     “Students who complete Northshore School of the Arts classes with a minimum of C-level work and meet any other academic departmental requirements will be awarded credit upon enrollment at Southeastern,” DePoy said.

     Last spring, approximately 40 St. Tammany students participated in the Northshore School of the Arts’ first semester through Southeastern's collaborative agreement with St. Tammany Parish Schools. The students took classes in art history, basic drawing, introduction to music, and music theory.

     “Basically, this is a ‘school without walls,’” said Tammy Bourg, dean of the College of Arts, Humanities and Social Sciences. “Our Community Music School serves as the model for this project, which we anticipate expanding to other school systems next year.”

     “We have been wanting to have opportunities for students to take their talents to the next level,” said St. Tammany Superintendent Gayle Sloan. “This partnership allows us to do that while not duplicating what’s being done at the university level. It is a partnership that is the best of both worlds.”

     The Northshore School of the Arts, added Southeastern President Randy Moffett, “is an example of how a university and a public school system can work together to enrich educational opportunities, lives and quality of life. This is the beginning – and I think the best is in front of us. We’re certain that the new partnership will not only provide the means for talented high school students to reach higher artistic accomplishments, but also influence them to consider Southeastern as their future home.”

     “I really can’t emphasize enough the importance of the arts in education,” said music instructor Andrew Seigel, who coached two St. Tammany students in clarinet studies. “And while it’s important to have teachers with the energy to teach students, perhaps even more important to making something with lasting power is development of a framework to connect students with teachers. This program allows for that kind of connection and, I believe, will flourish as a result.”

     For Salmen High School student Ryan Miller, who has been playing the saxophone since fifth grade, the opportunity to study one-on-one with an accomplished musician such as Richard Schwartz was exciting.

     “Mr. Schwartz is a great teacher who gets really involved in his work,” Miller said. “Before this, I just got lessons in band practice.
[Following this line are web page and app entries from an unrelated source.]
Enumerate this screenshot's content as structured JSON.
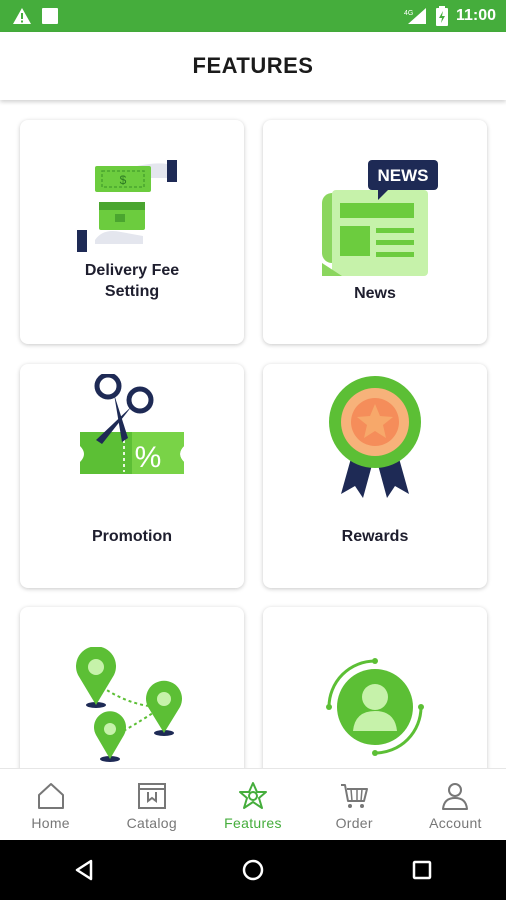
{
  "colors": {
    "primary": "#45ad3c",
    "nav_active": "#45ad3c",
    "nav_inactive": "#777777"
  },
  "status_bar": {
    "signal": "4G",
    "time": "11:00",
    "left_icons": [
      "warning-icon",
      "square-notification-icon"
    ]
  },
  "header": {
    "title": "FEATURES"
  },
  "features": [
    {
      "label": "Delivery Fee\nSetting",
      "icon": "money-handover-icon"
    },
    {
      "label": "News",
      "icon": "newspaper-icon",
      "badge": "NEWS"
    },
    {
      "label": "Promotion",
      "icon": "coupon-scissors-icon"
    },
    {
      "label": "Rewards",
      "icon": "award-ribbon-icon"
    },
    {
      "label": "",
      "icon": "location-pins-icon"
    },
    {
      "label": "",
      "icon": "user-profile-icon"
    }
  ],
  "bottom_nav": [
    {
      "label": "Home",
      "icon": "home-icon"
    },
    {
      "label": "Catalog",
      "icon": "catalog-icon"
    },
    {
      "label": "Features",
      "icon": "star-badge-icon",
      "active": true
    },
    {
      "label": "Order",
      "icon": "cart-icon"
    },
    {
      "label": "Account",
      "icon": "person-icon"
    }
  ]
}
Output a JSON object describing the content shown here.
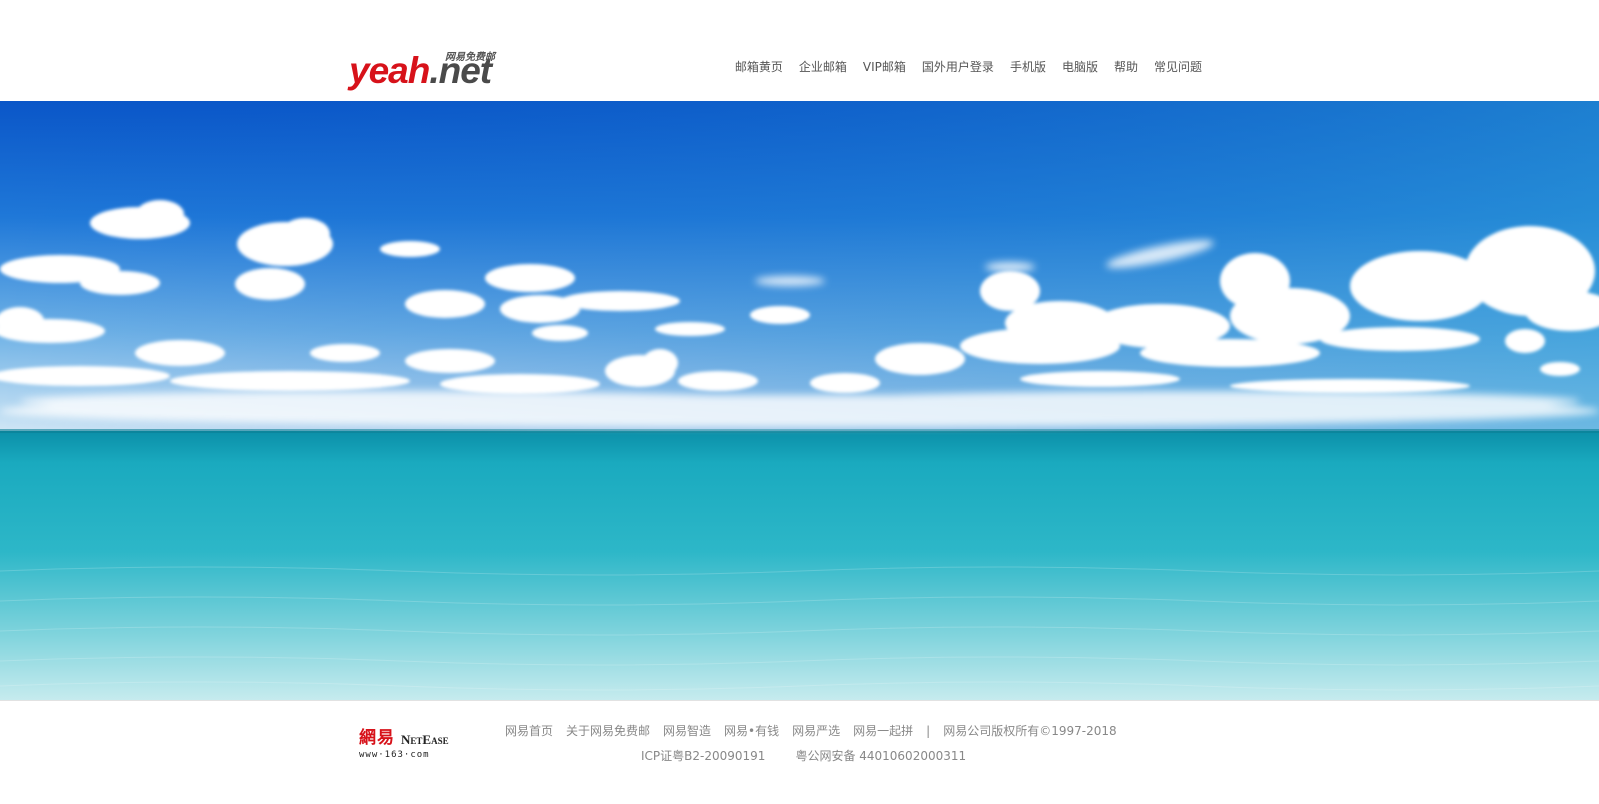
{
  "header": {
    "logo": {
      "main": "yeah",
      "domain": ".net",
      "tagline": "网易免费邮"
    },
    "nav": [
      {
        "name": "nav-mail-yellow-pages",
        "label": "邮箱黄页"
      },
      {
        "name": "nav-enterprise-mail",
        "label": "企业邮箱"
      },
      {
        "name": "nav-vip-mail",
        "label": "VIP邮箱"
      },
      {
        "name": "nav-overseas-login",
        "label": "国外用户登录"
      },
      {
        "name": "nav-mobile",
        "label": "手机版"
      },
      {
        "name": "nav-desktop",
        "label": "电脑版"
      },
      {
        "name": "nav-help",
        "label": "帮助"
      },
      {
        "name": "nav-faq",
        "label": "常见问题"
      }
    ]
  },
  "banner": {
    "scene": "sky-and-ocean",
    "colors": {
      "sky_top": "#0a56c8",
      "sky_horizon": "#cfe6f5",
      "sea_far": "#0f9fb5",
      "sea_near": "#b9e6ea"
    }
  },
  "footer": {
    "netease_logo": {
      "cn": "網易",
      "en": "NetEase",
      "url": "www·163·com"
    },
    "links": [
      {
        "name": "footer-link-netease-home",
        "label": "网易首页"
      },
      {
        "name": "footer-link-about",
        "label": "关于网易免费邮"
      },
      {
        "name": "footer-link-zhizao",
        "label": "网易智造"
      },
      {
        "name": "footer-link-youqian",
        "label": "网易•有钱"
      },
      {
        "name": "footer-link-yanxuan",
        "label": "网易严选"
      },
      {
        "name": "footer-link-yiqipin",
        "label": "网易一起拼"
      }
    ],
    "separator": "|",
    "copyright": "网易公司版权所有©1997-2018",
    "icp": "ICP证粤B2-20090191",
    "police": "粤公网安备 44010602000311"
  },
  "colors": {
    "brand_red": "#d7121a",
    "nav_text": "#555555",
    "footer_text": "#888888"
  }
}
With this one-on-one work, you can concentrate much better while getting a lot more individual attention than you can ever get in band practice.”

     Motivated, enthusiastic and interested is how art instructor Kelly Mueller described her drawing class held at Fontainebleau High School. “I enjoyed it tremendously and believe the students did as well,” she said.

     Drawing student Jennifer Spearman said she spent about eight hours a week outside of class on her assignments, but that the extra effort was rewarding. “It’s been a lot of fun,” said the Fontainebleau High senior, who plans to major in mathematics when she enrolls at Southeastern in the fall.

     At a semester-ending reception and concert at Southeastern’s Contemporary Arts Center, Fontainebleau High senior Michael Mullins proudly showed his parents the charcoal drawings he had created in Mueller’s class.

     “When my art teacher handed out a flyer, I thought, ‘So I get to take this really awesome class and, when I go to Southeastern, instead of taking freshman classes, I get to start with sophomore level drawing classes?’ I jumped at the opportunity and it’s been really great,” said Mullins, who wants to major in art at Southeastern.

     “The teacher was awesome,” he added. “I learned a good bit about myself and my art. I had never used charcoal before, and now I love using it. I thought that I was completely an abstract artist, but I learned that I do pretty well with realism.”

     For Northshore School of the Arts application information, contact DePoy at (985) 549-2101 or write to the Northshore School of the Arts, SLU 10767, Southeastern Louisiana University, Hammond, LA 70402.

More News...